Only two of the seventeen candidates for Judge in Luzerne County filed campaign finance reports for cycle 1, which ended March 30, 2009. Those candidates were Michael Pendolphi and Jennifer Rogers. Campaign financing may not be the most interesting subject out there, but Buzz and I have some time on our hands before the start of the WNBA season.
Pennsylvania campaign finance law requires the filing of a cycle 1 report only for candidates seeking state office (in this election, that only applies to candidates for the Commonwealth, Superior, or Supreme Courts) or candidate committees that have "expended money for the purpose of influencing the election" statewide candidates.
Neither Rogers nor Pendolphi's committees expended any money on behalf of a statewide candidate, so they did not have to file a report. In this new era of full disclosure, we must assume they filed their reports to demonstrate this new openness.

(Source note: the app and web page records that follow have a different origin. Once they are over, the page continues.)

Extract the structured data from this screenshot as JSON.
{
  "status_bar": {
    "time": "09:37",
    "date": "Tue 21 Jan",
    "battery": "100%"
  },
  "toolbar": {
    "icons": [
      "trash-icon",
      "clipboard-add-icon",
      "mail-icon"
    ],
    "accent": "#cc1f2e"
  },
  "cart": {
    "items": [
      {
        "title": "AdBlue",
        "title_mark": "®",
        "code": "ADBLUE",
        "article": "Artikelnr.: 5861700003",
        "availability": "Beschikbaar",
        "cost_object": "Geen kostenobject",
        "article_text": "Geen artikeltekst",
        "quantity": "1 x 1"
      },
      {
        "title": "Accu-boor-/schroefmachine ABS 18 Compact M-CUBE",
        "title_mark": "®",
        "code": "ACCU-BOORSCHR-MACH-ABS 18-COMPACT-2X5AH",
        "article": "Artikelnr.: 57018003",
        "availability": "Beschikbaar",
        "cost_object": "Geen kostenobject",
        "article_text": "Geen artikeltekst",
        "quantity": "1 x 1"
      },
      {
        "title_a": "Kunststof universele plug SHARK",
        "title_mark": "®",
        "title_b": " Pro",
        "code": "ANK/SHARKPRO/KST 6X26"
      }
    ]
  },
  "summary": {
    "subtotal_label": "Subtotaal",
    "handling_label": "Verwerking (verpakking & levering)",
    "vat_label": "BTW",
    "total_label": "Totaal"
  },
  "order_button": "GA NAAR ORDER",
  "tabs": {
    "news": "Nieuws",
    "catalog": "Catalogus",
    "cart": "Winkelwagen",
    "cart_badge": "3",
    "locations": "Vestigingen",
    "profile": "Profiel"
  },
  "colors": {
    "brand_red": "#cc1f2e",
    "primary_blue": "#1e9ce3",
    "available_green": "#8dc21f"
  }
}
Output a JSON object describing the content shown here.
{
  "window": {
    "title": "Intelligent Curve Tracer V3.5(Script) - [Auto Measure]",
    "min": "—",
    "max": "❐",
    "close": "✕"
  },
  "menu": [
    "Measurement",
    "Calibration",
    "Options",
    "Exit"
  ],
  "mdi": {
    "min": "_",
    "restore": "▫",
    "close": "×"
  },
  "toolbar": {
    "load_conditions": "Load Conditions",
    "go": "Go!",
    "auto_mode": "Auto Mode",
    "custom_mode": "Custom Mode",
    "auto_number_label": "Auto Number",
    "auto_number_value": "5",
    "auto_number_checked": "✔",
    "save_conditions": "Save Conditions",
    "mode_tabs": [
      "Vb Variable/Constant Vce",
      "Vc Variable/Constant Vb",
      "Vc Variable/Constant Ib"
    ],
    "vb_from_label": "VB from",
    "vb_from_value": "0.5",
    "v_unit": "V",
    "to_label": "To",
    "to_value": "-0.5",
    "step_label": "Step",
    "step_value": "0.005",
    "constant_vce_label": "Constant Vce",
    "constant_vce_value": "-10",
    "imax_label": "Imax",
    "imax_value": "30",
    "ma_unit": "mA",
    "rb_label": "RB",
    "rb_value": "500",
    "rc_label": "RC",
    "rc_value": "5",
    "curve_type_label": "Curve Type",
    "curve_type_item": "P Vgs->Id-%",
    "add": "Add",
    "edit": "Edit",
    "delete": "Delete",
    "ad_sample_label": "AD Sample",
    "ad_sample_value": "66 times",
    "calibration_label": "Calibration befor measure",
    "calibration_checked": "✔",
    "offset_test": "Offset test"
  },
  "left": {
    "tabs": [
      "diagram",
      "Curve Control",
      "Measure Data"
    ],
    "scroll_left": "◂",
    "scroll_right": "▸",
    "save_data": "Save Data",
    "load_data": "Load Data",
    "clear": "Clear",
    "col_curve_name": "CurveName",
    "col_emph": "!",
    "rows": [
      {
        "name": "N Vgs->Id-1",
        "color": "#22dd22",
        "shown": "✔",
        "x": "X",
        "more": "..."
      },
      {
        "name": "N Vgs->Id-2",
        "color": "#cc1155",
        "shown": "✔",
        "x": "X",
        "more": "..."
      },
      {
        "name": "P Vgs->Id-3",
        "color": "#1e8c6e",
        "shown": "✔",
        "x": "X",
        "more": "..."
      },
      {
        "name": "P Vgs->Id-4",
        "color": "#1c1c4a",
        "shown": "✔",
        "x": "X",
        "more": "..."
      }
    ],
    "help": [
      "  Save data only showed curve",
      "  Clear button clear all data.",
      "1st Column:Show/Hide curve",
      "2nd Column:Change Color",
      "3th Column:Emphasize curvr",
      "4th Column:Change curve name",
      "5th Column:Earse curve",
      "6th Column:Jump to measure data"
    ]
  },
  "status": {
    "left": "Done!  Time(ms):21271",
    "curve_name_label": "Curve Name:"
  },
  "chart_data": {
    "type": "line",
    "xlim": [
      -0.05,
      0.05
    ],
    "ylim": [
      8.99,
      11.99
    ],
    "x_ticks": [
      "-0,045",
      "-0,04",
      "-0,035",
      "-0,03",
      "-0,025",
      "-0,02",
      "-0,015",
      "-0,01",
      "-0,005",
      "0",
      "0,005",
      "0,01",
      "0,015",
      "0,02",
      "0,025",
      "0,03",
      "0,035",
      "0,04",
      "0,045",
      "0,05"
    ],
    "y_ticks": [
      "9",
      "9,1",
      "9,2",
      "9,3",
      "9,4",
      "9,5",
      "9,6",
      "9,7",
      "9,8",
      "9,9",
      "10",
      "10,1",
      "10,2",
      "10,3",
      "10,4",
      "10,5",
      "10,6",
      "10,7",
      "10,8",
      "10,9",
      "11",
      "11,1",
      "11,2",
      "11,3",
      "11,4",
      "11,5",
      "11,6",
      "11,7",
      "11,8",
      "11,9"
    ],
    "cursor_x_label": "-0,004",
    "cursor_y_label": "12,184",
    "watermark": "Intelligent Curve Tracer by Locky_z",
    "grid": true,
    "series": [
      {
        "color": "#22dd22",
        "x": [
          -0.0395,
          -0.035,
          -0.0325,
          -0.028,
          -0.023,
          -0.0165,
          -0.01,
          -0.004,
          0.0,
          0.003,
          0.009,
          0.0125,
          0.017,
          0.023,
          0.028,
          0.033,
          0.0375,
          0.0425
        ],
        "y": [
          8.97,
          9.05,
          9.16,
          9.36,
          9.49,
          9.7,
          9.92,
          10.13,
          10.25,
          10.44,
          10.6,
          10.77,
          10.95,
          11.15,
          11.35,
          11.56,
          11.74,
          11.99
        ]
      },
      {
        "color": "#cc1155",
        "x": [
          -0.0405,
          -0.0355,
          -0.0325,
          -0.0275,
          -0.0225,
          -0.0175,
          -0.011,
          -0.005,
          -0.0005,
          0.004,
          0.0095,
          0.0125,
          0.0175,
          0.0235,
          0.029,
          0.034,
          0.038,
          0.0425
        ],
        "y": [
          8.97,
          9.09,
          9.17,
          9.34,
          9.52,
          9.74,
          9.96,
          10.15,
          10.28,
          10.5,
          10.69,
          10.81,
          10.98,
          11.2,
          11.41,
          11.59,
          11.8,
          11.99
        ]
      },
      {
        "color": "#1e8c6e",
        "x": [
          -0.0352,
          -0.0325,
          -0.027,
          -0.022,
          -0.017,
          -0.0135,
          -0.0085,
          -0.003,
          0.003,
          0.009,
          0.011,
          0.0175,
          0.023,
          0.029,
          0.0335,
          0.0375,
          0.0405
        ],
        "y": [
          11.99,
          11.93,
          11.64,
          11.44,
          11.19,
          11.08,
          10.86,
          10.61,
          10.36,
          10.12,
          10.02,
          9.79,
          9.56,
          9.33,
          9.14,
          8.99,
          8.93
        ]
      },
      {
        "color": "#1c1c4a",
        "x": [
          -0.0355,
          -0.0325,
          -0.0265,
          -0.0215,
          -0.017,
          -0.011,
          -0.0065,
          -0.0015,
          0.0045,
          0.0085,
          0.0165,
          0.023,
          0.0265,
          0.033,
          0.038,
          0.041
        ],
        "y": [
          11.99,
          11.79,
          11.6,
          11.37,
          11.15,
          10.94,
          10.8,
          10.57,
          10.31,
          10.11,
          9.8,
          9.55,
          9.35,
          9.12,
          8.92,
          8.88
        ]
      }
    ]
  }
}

Then again, perhaps they misinterpreted the law and believed they were obligated to file.
In any case, here's what we found.
Pendolphi spent $104.94 on photography, $77.36 on balloons, and $302.00 on printing of labels and pins, for a total of $484.30. All of Pendolphi's contributions were from Pendolphi himself. Pendolphi's ending balance was $0.00
Rogers' campaign report was a bit more complicated. She raised $2425 from seventeen contributions ranging from $100 to $250. She raised $1752 from unitemized contributions of $50.00 or less, and $7600 from contributions of $250.01 or more.
The $1000 plus club had four members. Ruth and Clifford Melberger gave $1000, Bettie Ann Morgan gave $1000, Ronald and Madge Rogers gave $1000, and Attorney Vincent Cappellini gave $2500.
Rogers spent $3907.78 on political consulting, postage, and printing. She had unpaid debts in the amount of $3461.42. These bills were for printing and advertising. This left Rogers with an ending balance of $4227.80, after subtracting the unpaid invoices.
So as we stood at the beginning of April neither of these candidates had raised nearly as much as the $37,000 which fellow judicial candidate Gene Sperazza gave back in lawyer contributions.
We don't expect an monetarily equal playing field out there. We fully expect some of the candidates to raise and spend less than $20,000 or even $10,000. We also fully expect some candidates to raise and spend well over $100,000.
At this point, the usual suspects for the $100,000 plus club are Sperazza, Judge Joseph Musto, Thomas O'Connor, William Amesbury, C. J. Bufalino, Richard Hughes, and John Terrana.
Stay tuned tomorrow for our judicial predictions. Buzz has been crunching the numbers on the UNIVAC 3000 for the past few days.